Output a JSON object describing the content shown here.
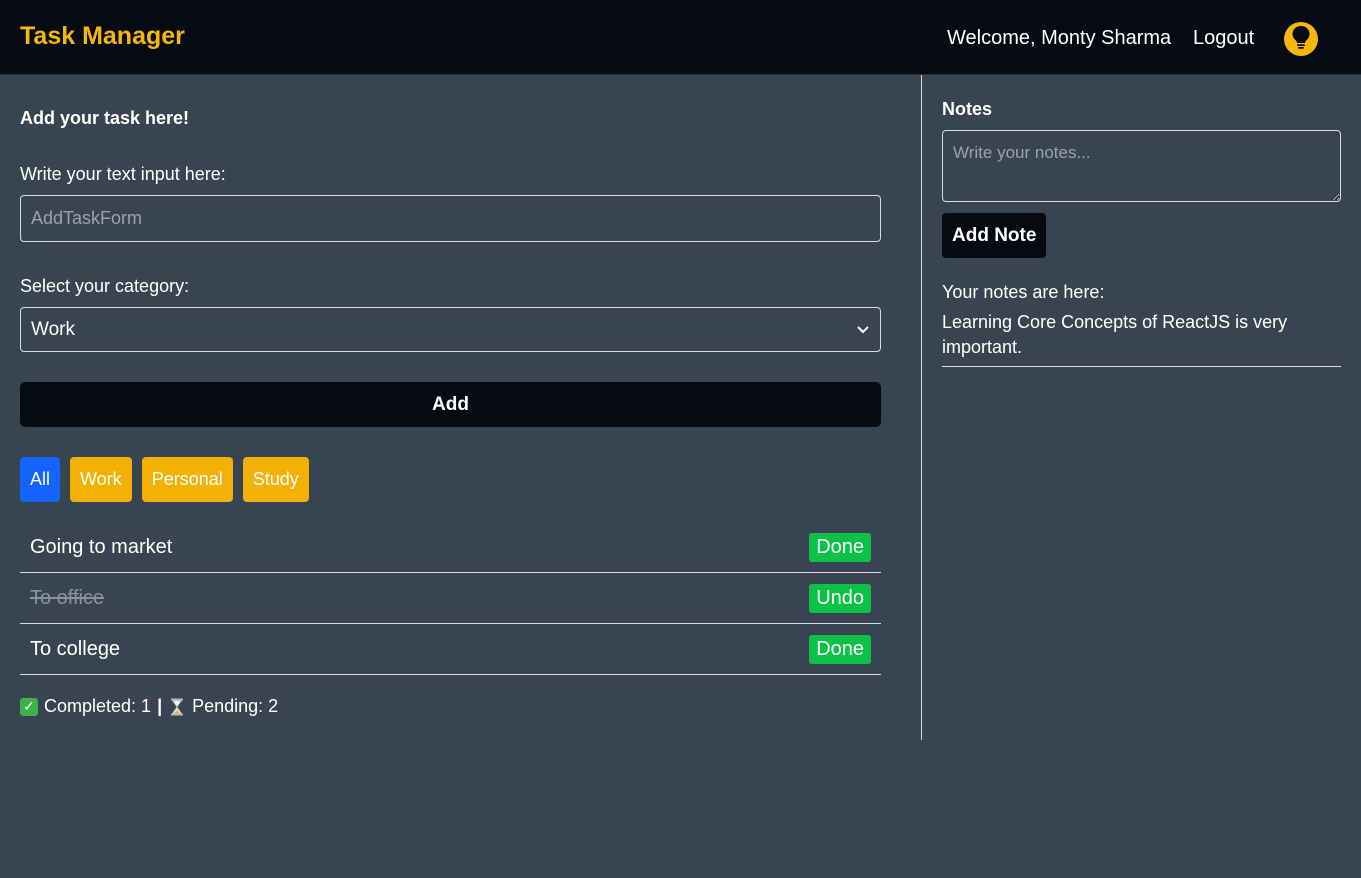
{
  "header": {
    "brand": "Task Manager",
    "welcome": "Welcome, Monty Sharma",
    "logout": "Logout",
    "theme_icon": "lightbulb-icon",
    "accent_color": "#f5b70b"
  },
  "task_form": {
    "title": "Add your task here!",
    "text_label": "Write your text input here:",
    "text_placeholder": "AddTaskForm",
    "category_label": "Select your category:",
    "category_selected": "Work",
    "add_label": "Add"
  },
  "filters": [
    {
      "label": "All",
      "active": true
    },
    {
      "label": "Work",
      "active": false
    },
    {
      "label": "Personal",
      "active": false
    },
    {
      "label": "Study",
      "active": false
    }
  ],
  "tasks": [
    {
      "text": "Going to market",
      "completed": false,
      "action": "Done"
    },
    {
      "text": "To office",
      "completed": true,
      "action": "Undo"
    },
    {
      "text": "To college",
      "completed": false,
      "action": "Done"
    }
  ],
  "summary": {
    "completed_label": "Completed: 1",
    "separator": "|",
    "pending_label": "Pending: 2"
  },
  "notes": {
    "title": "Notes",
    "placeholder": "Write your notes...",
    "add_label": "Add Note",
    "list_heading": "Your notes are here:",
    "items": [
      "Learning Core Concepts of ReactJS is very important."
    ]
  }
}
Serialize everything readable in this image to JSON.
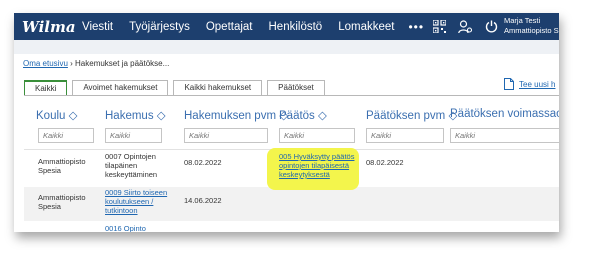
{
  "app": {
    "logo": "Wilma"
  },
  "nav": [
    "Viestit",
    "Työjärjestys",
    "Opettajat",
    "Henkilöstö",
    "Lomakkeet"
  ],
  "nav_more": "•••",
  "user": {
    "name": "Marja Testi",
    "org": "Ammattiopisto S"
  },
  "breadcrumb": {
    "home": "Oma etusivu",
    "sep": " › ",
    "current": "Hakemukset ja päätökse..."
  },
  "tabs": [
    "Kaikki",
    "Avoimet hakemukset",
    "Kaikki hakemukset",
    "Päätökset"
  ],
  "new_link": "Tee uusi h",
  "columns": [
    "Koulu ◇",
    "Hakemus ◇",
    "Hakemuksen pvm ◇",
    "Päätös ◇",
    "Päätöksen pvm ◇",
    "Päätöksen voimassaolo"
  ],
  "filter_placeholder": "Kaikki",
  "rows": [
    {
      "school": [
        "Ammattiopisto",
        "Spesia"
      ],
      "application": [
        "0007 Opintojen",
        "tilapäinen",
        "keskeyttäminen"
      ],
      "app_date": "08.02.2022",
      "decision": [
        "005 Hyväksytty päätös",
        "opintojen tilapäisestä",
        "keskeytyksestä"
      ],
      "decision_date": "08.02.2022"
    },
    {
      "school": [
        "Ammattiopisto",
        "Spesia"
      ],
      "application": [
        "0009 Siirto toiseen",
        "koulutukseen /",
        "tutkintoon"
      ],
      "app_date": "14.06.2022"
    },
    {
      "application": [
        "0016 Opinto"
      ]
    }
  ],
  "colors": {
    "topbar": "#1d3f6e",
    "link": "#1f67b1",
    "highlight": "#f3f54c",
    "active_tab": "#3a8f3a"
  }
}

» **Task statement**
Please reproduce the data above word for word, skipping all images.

» **Written solution**
Output a JSON object describing the content shown here.
{
  "header": {
    "brand": "Task Manager",
    "welcome": "Welcome, Monty Sharma",
    "logout": "Logout",
    "theme_icon": "lightbulb-icon",
    "accent_color": "#f5b70b"
  },
  "task_form": {
    "title": "Add your task here!",
    "text_label": "Write your text input here:",
    "text_placeholder": "AddTaskForm",
    "category_label": "Select your category:",
    "category_selected": "Work",
    "add_label": "Add"
  },
  "filters": [
    {
      "label": "All",
      "active": true
    },
    {
      "label": "Work",
      "active": false
    },
    {
      "label": "Personal",
      "active": false
    },
    {
      "label": "Study",
      "active": false
    }
  ],
  "tasks": [
    {
      "text": "Going to market",
      "completed": false,
      "action": "Done"
    },
    {
      "text": "To office",
      "completed": true,
      "action": "Undo"
    },
    {
      "text": "To college",
      "completed": false,
      "action": "Done"
    }
  ],
  "summary": {
    "completed_label": "Completed: 1",
    "separator": "|",
    "pending_label": "Pending: 2"
  },
  "notes": {
    "title": "Notes",
    "placeholder": "Write your notes...",
    "add_label": "Add Note",
    "list_heading": "Your notes are here:",
    "items": [
      "Learning Core Concepts of ReactJS is very important."
    ]
  }
}
Serialize everything readable in this image to JSON.
{
  "app": {
    "logo": "Wilma"
  },
  "nav": [
    "Viestit",
    "Työjärjestys",
    "Opettajat",
    "Henkilöstö",
    "Lomakkeet"
  ],
  "nav_more": "•••",
  "user": {
    "name": "Marja Testi",
    "org": "Ammattiopisto S"
  },
  "breadcrumb": {
    "home": "Oma etusivu",
    "sep": " › ",
    "current": "Hakemukset ja päätökse..."
  },
  "tabs": [
    "Kaikki",
    "Avoimet hakemukset",
    "Kaikki hakemukset",
    "Päätökset"
  ],
  "new_link": "Tee uusi h",
  "columns": [
    "Koulu ◇",
    "Hakemus ◇",
    "Hakemuksen pvm ◇",
    "Päätös ◇",
    "Päätöksen pvm ◇",
    "Päätöksen voimassaolo"
  ],
  "filter_placeholder": "Kaikki",
  "rows": [
    {
      "school": [
        "Ammattiopisto",
        "Spesia"
      ],
      "application": [
        "0007 Opintojen",
        "tilapäinen",
        "keskeyttäminen"
      ],
      "app_date": "08.02.2022",
      "decision": [
        "005 Hyväksytty päätös",
        "opintojen tilapäisestä",
        "keskeytyksestä"
      ],
      "decision_date": "08.02.2022"
    },
    {
      "school": [
        "Ammattiopisto",
        "Spesia"
      ],
      "application": [
        "0009 Siirto toiseen",
        "koulutukseen /",
        "tutkintoon"
      ],
      "app_date": "14.06.2022"
    },
    {
      "application": [
        "0016 Opinto"
      ]
    }
  ],
  "colors": {
    "topbar": "#1d3f6e",
    "link": "#1f67b1",
    "highlight": "#f3f54c",
    "active_tab": "#3a8f3a"
  }
}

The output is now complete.